Among 4 elderly North American populations we found a consistent performance ranking of comorbidity scores in predicting 1-year mortality using claims data. This finding is reassuring for researchers who want to select the best performing standard score to control for comorbidity. Based on these data it can be assumed with greater certainty that the performance ranking can be generalized to other large general populations age 65 years or older, or large subgroups thereof, such as cardiovascular patients.
Comorbidity scores are useful because they are easy to apply and save time and resources, a major issue when analyzing massive health care databases and testing multiple hypotheses. They can also increase the efficiency of statistical inference, which may become an issue in claims data when analyzing small population subgroups or when comorbidities are modeled as time-varying covariates in longitudinal studies. However, adjusting for a score should not be regarded as successfully controlling for all confounding caused by comorbidity,37
because even scores with improved performance impose a functional relation between comorbidities and outcome. The narrower a subpopulation is defined, the more likely a score developed for a more general population will perform insufficiently. Scores are useful for preliminary analyses to indicate the direction and magnitude of confounding, which can guide decisions about further adjustment. It remains unclear how much more confounding can be controlled by using traditional multivariate modeling techniques to control comorbidity.
We found that diagnosis-based scores consistently performed better than medication-based scores at predicting future mortality. This is consistent with earlier findings that sicker patients are less likely to be treated for comorbid conditions.38
In particular, medications with some preventive effects, such as oral antidiabetic agents39
or lipid-lowering drugs,40
are less frequently prescribed in very sick patients, causing them to appear artificially “healthier” in medication-based scores. Another limitation of medication-based scores is that their list of drugs must be updated regularly as new drugs and drug classes become available.
In earlier studies, we had found that the number of distinct medications received during the previous year was a better predictor of mortality than the CDS-1.16
This finding is consistently true among our 4 large study populations. It is not surprising that the Ghali score in our sample of elderly beneficiaries did not perform as well as in the original publication because its weights were developed in patients undergoing bypass surgery.1,12
Numeric differences in the performance between some scores were small because the c-statistic (or area under the ROC curve) has a limited sensitivity to detect additional improvements in prediction once a certain level is reached.41
Nevertheless, if researchers had the option to select one score, we would recommend choosing the numerically best performing even if the absolute difference in c
is small. In practice, often not all desirable data sources (5-digit ICD-9-CM diagnostic data plus pharmacy dispensing data) are available. Based on our ranking, researchers can pick the next best alternative and discuss the increased potential for residual confounding compared to the better performing scores.
of 0.77 means that for all possible pairs of individuals who died with individuals who lived, 77% of the time the model correctly attributed a higher risk of death to the person who died than to the person who lived. It has been shown how predictive validity can be translated into confounder adjustment.16
From several examples42–44
and text books,35
it appears that a c

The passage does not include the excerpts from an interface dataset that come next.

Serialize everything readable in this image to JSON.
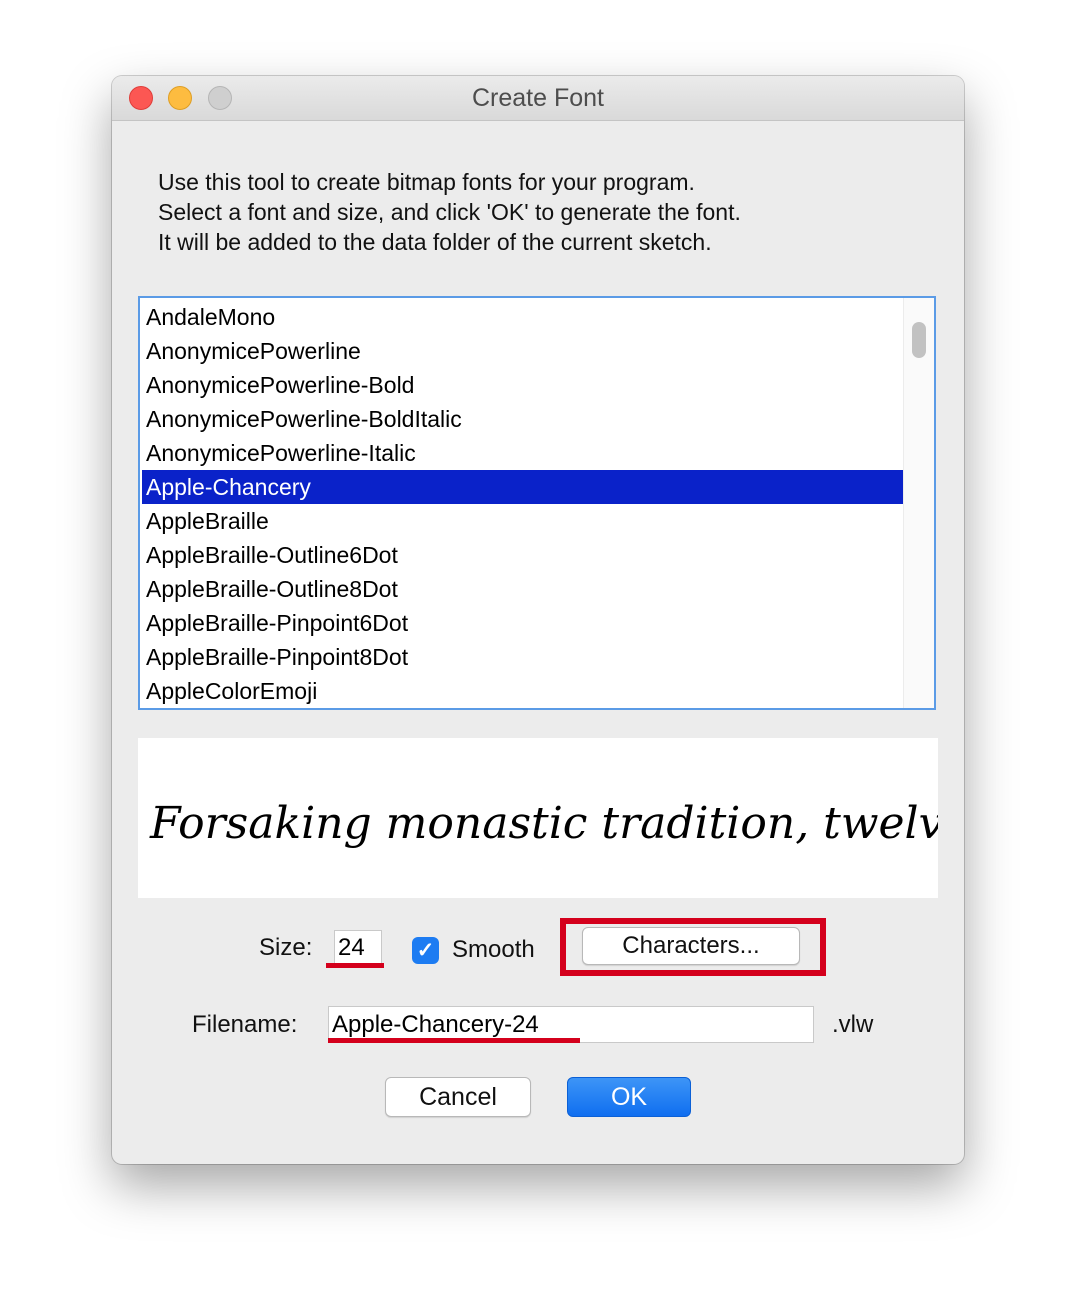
{
  "window": {
    "title": "Create Font"
  },
  "intro": {
    "lines": [
      "Use this tool to create bitmap fonts for your program.",
      "Select a font and size, and click 'OK' to generate the font.",
      "It will be added to the data folder of the current sketch."
    ]
  },
  "font_list": {
    "items": [
      "AndaleMono",
      "AnonymicePowerline",
      "AnonymicePowerline-Bold",
      "AnonymicePowerline-BoldItalic",
      "AnonymicePowerline-Italic",
      "Apple-Chancery",
      "AppleBraille",
      "AppleBraille-Outline6Dot",
      "AppleBraille-Outline8Dot",
      "AppleBraille-Pinpoint6Dot",
      "AppleBraille-Pinpoint8Dot",
      "AppleColorEmoji"
    ],
    "selected": "Apple-Chancery"
  },
  "preview": {
    "text": "Forsaking monastic tradition, twelve jov"
  },
  "controls": {
    "size_label": "Size:",
    "size_value": "24",
    "smooth_label": "Smooth",
    "smooth_checked": true,
    "characters_button": "Characters...",
    "filename_label": "Filename:",
    "filename_value": "Apple-Chancery-24",
    "extension": ".vlw",
    "cancel_button": "Cancel",
    "ok_button": "OK"
  },
  "colors": {
    "selection": "#0a22c9",
    "annotation_red": "#d4001c",
    "ok_blue": "#1a72f1",
    "checkbox_blue": "#1d7cf2"
  }
}
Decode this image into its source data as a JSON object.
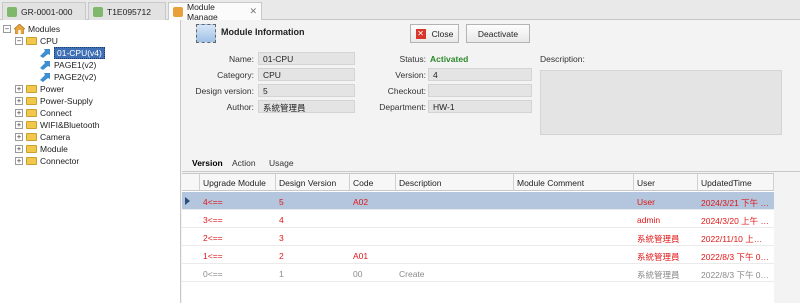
{
  "tabs": [
    {
      "label": "GR-0001-000",
      "color": "#7fb86a"
    },
    {
      "label": "T1E095712",
      "color": "#7fb86a"
    },
    {
      "label": "Module Manage",
      "color": "#e8a13a"
    }
  ],
  "tree": {
    "root": "Modules",
    "cpu": "CPU",
    "cpu_children": [
      "01-CPU(v4)",
      "PAGE1(v2)",
      "PAGE2(v2)"
    ],
    "categories": [
      "Power",
      "Power-Supply",
      "Connect",
      "WIFI&Bluetooth",
      "Camera",
      "Module",
      "Connector"
    ]
  },
  "header": {
    "title": "Module Information",
    "close_label": "Close",
    "deactivate_label": "Deactivate"
  },
  "form": {
    "name_label": "Name:",
    "name": "01-CPU",
    "category_label": "Category:",
    "category": "CPU",
    "design_version_label": "Design version:",
    "design_version": "5",
    "author_label": "Author:",
    "author": "系統管理員",
    "status_label": "Status:",
    "status": "Activated",
    "version_label": "Version:",
    "version": "4",
    "checkout_label": "Checkout:",
    "checkout": "",
    "department_label": "Department:",
    "department": "HW-1",
    "description_label": "Description:",
    "description": ""
  },
  "subtabs": [
    "Version",
    "Action",
    "Usage"
  ],
  "grid": {
    "columns": [
      "Upgrade Module",
      "Design Version",
      "Code",
      "Description",
      "Module Comment",
      "User",
      "UpdatedTime"
    ],
    "rows": [
      [
        "4<==",
        "5",
        "A02",
        "",
        "",
        "User",
        "2024/3/21 下午 …"
      ],
      [
        "3<==",
        "4",
        "",
        "",
        "",
        "admin",
        "2024/3/20 上午 …"
      ],
      [
        "2<==",
        "3",
        "",
        "",
        "",
        "系統管理員",
        "2022/11/10 上…"
      ],
      [
        "1<==",
        "2",
        "A01",
        "",
        "",
        "系統管理員",
        "2022/8/3 下午 0…"
      ],
      [
        "0<==",
        "1",
        "00",
        "Create",
        "",
        "系統管理員",
        "2022/8/3 下午 0…"
      ]
    ]
  },
  "colors": {
    "accent_red": "#e01818",
    "selection": "#3f6fb5",
    "status_green": "#2a8a2a"
  }
}
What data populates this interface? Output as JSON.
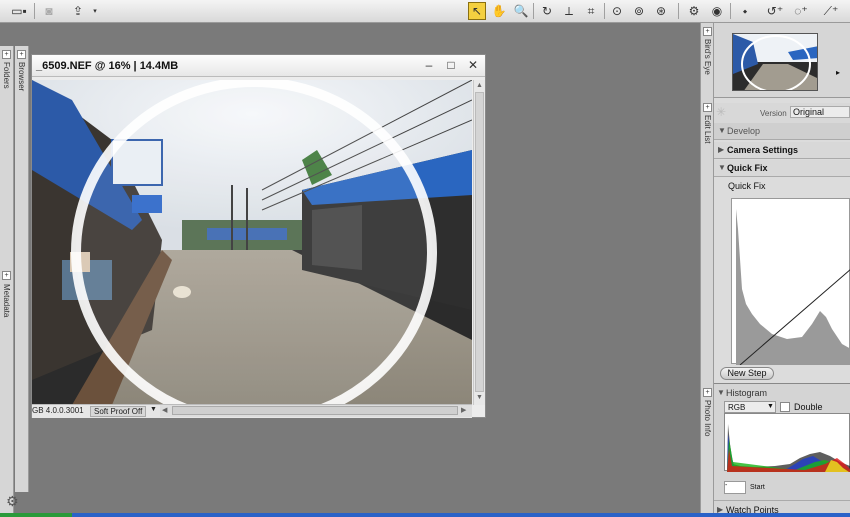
{
  "image_window": {
    "title": "_6509.NEF @ 16% | 14.4MB",
    "status_left": "GB 4.0.0.3001",
    "soft_proof": "Soft Proof Off"
  },
  "left_panel": {
    "folders_label": "Folders",
    "browser_label": "Browser",
    "metadata_label": "Metadata"
  },
  "right_panel": {
    "birds_eye_label": "Bird's Eye",
    "edit_list_label": "Edit List",
    "photo_info_label": "Photo Info",
    "version_label": "Version",
    "version_value": "Original",
    "develop_label": "Develop",
    "camera_settings_label": "Camera Settings",
    "quick_fix_label": "Quick Fix",
    "quick_fix_sub_label": "Quick Fix",
    "new_step_label": "New Step",
    "histogram_label": "Histogram",
    "rgb_option": "RGB",
    "double_threshold_label": "Double Thresho",
    "start_label": "Start",
    "start_value": "-",
    "watch_points_label": "Watch Points"
  },
  "colors": {
    "toolbar_active": "#f4d040",
    "panel_bg": "#d6d6d6",
    "workspace_bg": "#7a7a7a"
  }
}
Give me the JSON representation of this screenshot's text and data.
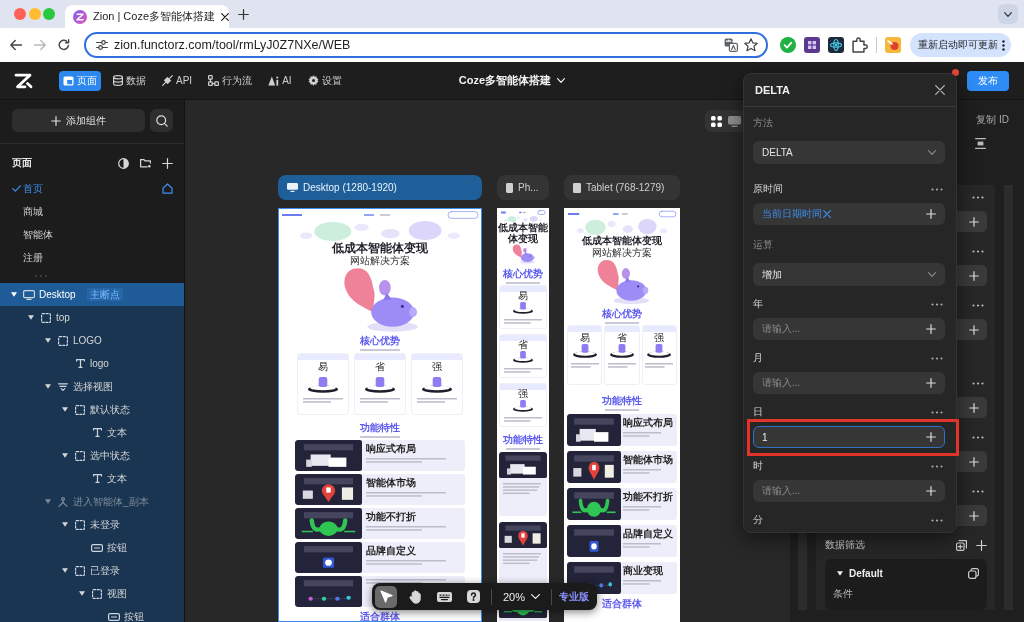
{
  "browser": {
    "tab_title": "Zion | Coze多智能体搭建",
    "url": "zion.functorz.com/tool/rmLyJ0Z7NXe/WEB",
    "update_button": "重新启动即可更新"
  },
  "toolbar": {
    "nav": [
      {
        "kind": "page",
        "label": "页面",
        "selected": true
      },
      {
        "kind": "data",
        "label": "数据",
        "selected": false
      },
      {
        "kind": "api",
        "label": "API",
        "selected": false
      },
      {
        "kind": "flow",
        "label": "行为流",
        "selected": false
      },
      {
        "kind": "ai",
        "label": "AI",
        "selected": false
      },
      {
        "kind": "settings",
        "label": "设置",
        "selected": false
      }
    ],
    "title": "Coze多智能体搭建",
    "notification": true,
    "publish": "发布"
  },
  "sidebar": {
    "add_button": "添加组件",
    "pages_title": "页面",
    "pages": [
      {
        "label": "首页",
        "selected": true,
        "home": true
      },
      {
        "label": "商城",
        "selected": false,
        "home": false
      },
      {
        "label": "智能体",
        "selected": false,
        "home": false
      },
      {
        "label": "注册",
        "selected": false,
        "home": false
      }
    ],
    "tree": [
      {
        "kind": "screen",
        "label": "Desktop",
        "badge": "主断点",
        "selected": true,
        "disabled": false,
        "expanded": true,
        "children": [
          {
            "kind": "frame",
            "label": "top",
            "selected": false,
            "disabled": false,
            "expanded": true,
            "children": [
              {
                "kind": "frame",
                "label": "LOGO",
                "selected": false,
                "disabled": false,
                "expanded": true,
                "children": [
                  {
                    "kind": "text",
                    "label": "logo",
                    "selected": false,
                    "disabled": false
                  }
                ]
              },
              {
                "kind": "switch",
                "label": "选择视图",
                "selected": false,
                "disabled": false,
                "expanded": true,
                "children": [
                  {
                    "kind": "frame",
                    "label": "默认状态",
                    "selected": false,
                    "disabled": false,
                    "expanded": true,
                    "children": [
                      {
                        "kind": "text",
                        "label": "文本",
                        "selected": false,
                        "disabled": false
                      }
                    ]
                  },
                  {
                    "kind": "frame",
                    "label": "选中状态",
                    "selected": false,
                    "disabled": false,
                    "expanded": true,
                    "children": [
                      {
                        "kind": "text",
                        "label": "文本",
                        "selected": false,
                        "disabled": false
                      }
                    ]
                  }
                ]
              },
              {
                "kind": "component",
                "label": "进入智能体_副本",
                "selected": false,
                "disabled": true,
                "expanded": true,
                "children": [
                  {
                    "kind": "frame",
                    "label": "未登录",
                    "selected": false,
                    "disabled": false,
                    "expanded": true,
                    "children": [
                      {
                        "kind": "button",
                        "label": "按钮",
                        "selected": false,
                        "disabled": false
                      }
                    ]
                  },
                  {
                    "kind": "frame",
                    "label": "已登录",
                    "selected": false,
                    "disabled": false,
                    "expanded": true,
                    "children": [
                      {
                        "kind": "frame",
                        "label": "视图",
                        "selected": false,
                        "disabled": false,
                        "expanded": true,
                        "children": [
                          {
                            "kind": "button",
                            "label": "按钮",
                            "selected": false,
                            "disabled": false
                          }
                        ]
                      }
                    ]
                  }
                ]
              }
            ]
          }
        ]
      }
    ]
  },
  "canvas": {
    "view_modes": [
      {
        "kind": "grid",
        "selected": true
      },
      {
        "kind": "screen",
        "selected": false
      }
    ],
    "breakpoints": [
      {
        "kind": "desktop",
        "label": "Desktop (1280-1920)",
        "selected": true,
        "preview": {
          "title": "低成本智能体变现",
          "subtitle": "网站解决方案",
          "advantages_title": "核心优势",
          "cards": [
            "易",
            "省",
            "强"
          ],
          "features_title": "功能特性",
          "features": [
            {
              "kind": "screens",
              "title": "响应式布局"
            },
            {
              "kind": "pin",
              "title": "智能体市场"
            },
            {
              "kind": "muscle",
              "title": "功能不打折"
            },
            {
              "kind": "tile",
              "title": "品牌自定义"
            },
            {
              "kind": "dots"
            }
          ],
          "audience_title": "适合群体"
        }
      },
      {
        "kind": "phone",
        "label": "Ph...",
        "selected": false,
        "preview": {
          "title": "低成本智能体变现",
          "advantages_title": "核心优势",
          "cards": [
            "易",
            "省",
            "强"
          ],
          "features_title": "功能特性",
          "features": [
            {
              "kind": "screens"
            },
            {
              "kind": "pin"
            },
            {
              "kind": "muscle"
            }
          ]
        }
      },
      {
        "kind": "tablet",
        "label": "Tablet (768-1279)",
        "selected": false,
        "preview": {
          "title": "低成本智能体变现",
          "subtitle": "网站解决方案",
          "advantages_title": "核心优势",
          "cards": [
            "易",
            "省",
            "强"
          ],
          "features_title": "功能特性",
          "features": [
            {
              "kind": "screens",
              "title": "响应式布局"
            },
            {
              "kind": "pin",
              "title": "智能体市场"
            },
            {
              "kind": "muscle",
              "title": "功能不打折"
            },
            {
              "kind": "tile",
              "title": "品牌自定义"
            },
            {
              "kind": "dots",
              "title": "商业变现"
            }
          ],
          "audience_title": "适合群体"
        }
      }
    ],
    "tools": [
      {
        "kind": "pointer",
        "selected": true
      },
      {
        "kind": "hand",
        "selected": false
      },
      {
        "kind": "keyboard",
        "selected": false
      },
      {
        "kind": "help",
        "selected": false
      }
    ],
    "zoom": "20%",
    "edition": "专业版"
  },
  "properties": {
    "copy_id": "复制 ID",
    "param_groups": [
      {
        "rows": [
          {
            "kind": "field"
          },
          {
            "kind": "field"
          },
          {
            "kind": "field"
          }
        ]
      },
      {
        "rows": [
          {
            "kind": "field"
          },
          {
            "kind": "field"
          },
          {
            "kind": "field"
          }
        ]
      }
    ],
    "filter_title": "数据筛选",
    "filter_cards": [
      {
        "title": "Default",
        "expanded": true,
        "condition_label": "条件"
      }
    ]
  },
  "delta_popover": {
    "title": "DELTA",
    "items": [
      {
        "kind": "select",
        "label": "方法",
        "value": "DELTA",
        "more": false,
        "focused": false,
        "highlighted": false
      },
      {
        "kind": "token",
        "label": "原时间",
        "token": "当前日期时间",
        "more": true,
        "focused": false,
        "highlighted": false
      },
      {
        "kind": "select",
        "label": "运算",
        "value": "增加",
        "more": false,
        "focused": false,
        "highlighted": false
      },
      {
        "kind": "field",
        "label": "年",
        "placeholder": "请输入...",
        "more": true,
        "focused": false,
        "highlighted": false
      },
      {
        "kind": "field",
        "label": "月",
        "placeholder": "请输入...",
        "more": true,
        "focused": false,
        "highlighted": false
      },
      {
        "kind": "field",
        "label": "日",
        "value": "1",
        "more": true,
        "focused": true,
        "highlighted": true
      },
      {
        "kind": "field",
        "label": "时",
        "placeholder": "请输入...",
        "more": true,
        "focused": false,
        "highlighted": false
      },
      {
        "kind": "label",
        "label": "分",
        "more": true,
        "focused": false,
        "highlighted": false
      }
    ]
  }
}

above 0.7 is a model with acceptable performance and above 0.8 with excellent predictive performance; however, the meaningfulness of any level of performance depends on what is otherwise achievable using other methods. Large investments, such as additional data and analyses, yield only small numeric gains in c
above 0.75. Whether those gains are worth their price depends on the benefits of a “truer” analysis and the costs of error, issues that are unique to each problem studied.
The data for our study are now several years old; however, we are not aware of important changes in diagnostic coding for Medicare patients or changes to the structure and interpretation of relevant data fields. In the unlikely event that there were significant changes, they would affect the absolute performance in predicting mortality (c-statistic) but should not change the ranking in any systematic way.
Our study was limited to predicting mortality, the ultimate outcome of care. However, the ranking of scores may be different when predicting other health care outcomes, such as annual expenditures or number of services. The study was further limited to health care utilization databases from 3 states/provinces that were available to the authors and originally requested for other purposes. Although this selection may not be representative for both countries, it provides sufficient variability in characteristics of patients, health care systems, and recording practice for claims. The Pennsylvania database had more extensive coding of diagnoses related to ambulatory visits and services and the British Columbia data had more discharge diagnoses available. This may have affected the absolute level of performance, which is the reason why a relative ranking is the most valid approach to compare the performance of scores across populations.
We recommend that investigators use these performance data as one important factor when selecting a comorbidity score for epidemiologic analyses of health care utilization data. The Charlson-based Romano and Deyo scores using published weights in combination with a simple count of the different prescription drugs received during the past year appear to be well performing comorbidity measures in epidemiologic studies.